Food Security and Conservation in Zimbabwe

APOPO Operations Staff - group photo_sml@2x

Demining for development.

Thanks to the continued support of the Swiss Agency for Development and Cooperation (SDC) and U.S. Government, APOPO is now able to strengthen its activities in Zimbabwe, aiming to clear a dense minefield laid over four decades ago in one of the largest conservation areas in the world.

APOPO has been tasked by the Zimbabwean authorities to clear a dense minefield located in the Great Limpopo Transfrontier Park, a bold Southern African vision combining three unique national parks: the Limpopo Park in Mozambique, the Kruger Park in South Africa, and the Gonarezhou Park in Zimbabwe. The Great Limpopo Transfrontier Park is essentially designed to remove all barriers within the area so that locals, wildlife, and tourists can roam freely within this huge ecosystem.

APOPO’s area of responsibility falls within a narrow strip of land known as the Sengwe Wildlife Corridor with Gonarezhou to the north, Kruger and Limpopo to the south. This corridor has a lot of potential for development for local communities through agricultural and livestock farming. However, the presence of deadly landmines hinder access to land. Zimbabwe’s minefields are uniquely dense and complex. In addition to the direct danger of landmines, the communities living close to the Gonarezhou Park face several livelihoods challenges, including inadequate water availability and human-wildlife conflict

Trust Masiya, currently working as an APOPO deminer, has lived most of his life in his hometown of Chilotlela, a village near APOPO’s tasked minefield in south-eastern Zimbabwe, alongside the border with Mozambique. All the way back to his early childhood, Masiya remembers the devastating impact the minefield had on his community. Not only did he see victims of the minefield, but he witnessed how the threat of landmines impeded the farming activities of his family, and killed numerous cattle owned by neighbours devastating the community’s livelihoods. When APOPO came to the area and met with his village to prioritize hiring deminers from the community, he immediately put in an application. While the steady salary and chance to learn new skills were highly motivational, knowing he was helping cattle herders and farmers of his village including his own immediate family was the biggest reason he applied for the job.
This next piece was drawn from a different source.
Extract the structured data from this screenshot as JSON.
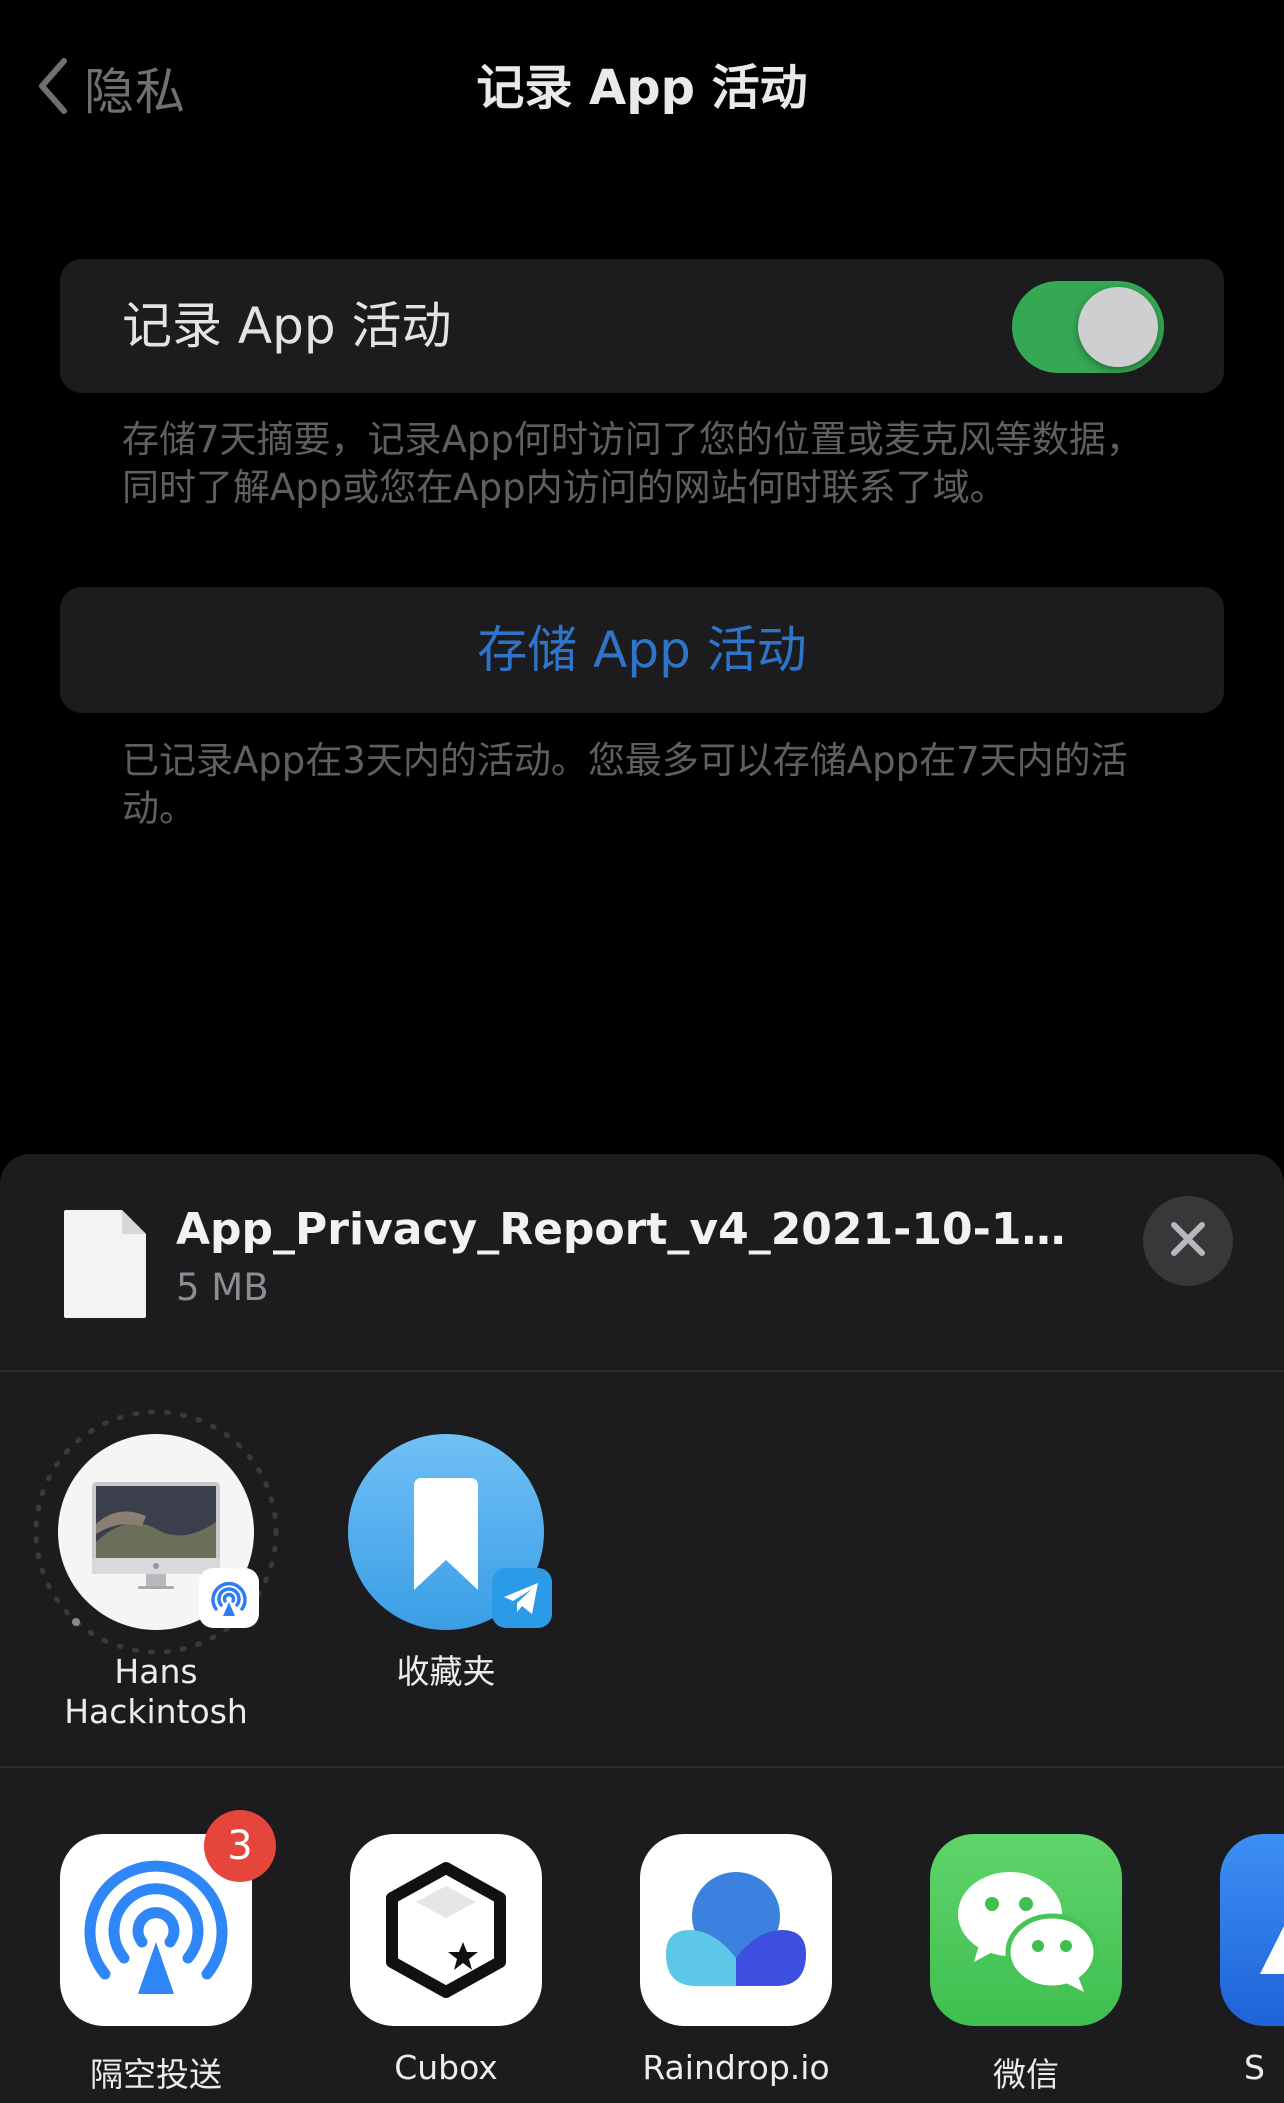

It is notably a critical region for the migration of African elephants as well as other endangered wildlife. The presence of landmines causes accidents and is preventing the animals from migrating out of Gonarezhou, leading to overpopulation and human-wildlife conflict in nearby Zimbabwean villages. Removing these weapons will enable conservation authorities to reconnect ecological systems, as well as develop wildlife conservation as a land-use option that not only improve people’s livelihoods but also the wellbeing of wildlife in the area.

APOPO is looking at the long-term impact of mine clearance, seeing mine action as a humanitarian process going further than resolving the contamination issue. It is therefore dedicated to seeing the cleared lands used for development and directly impacting the lives of its beneficiaries, not just for their security, but also for their sustenance. To date APOPO has returned over 1 million square meters of suspected hazardous land and hopes to complete the entire task by 2025.

APOPO plans to further increase its impact in the vulnerable communities living next to the minefields, where poverty and food insecurity have posed a challenge for many years. With stable funding and strong partnerships, APOPO will empower families with access to safe land and the hope that grows from it for a better future.

Photos by David Brazier

APOPO Mine Action Zimbabwe is incredibly grateful to all our dedicated partners and donors.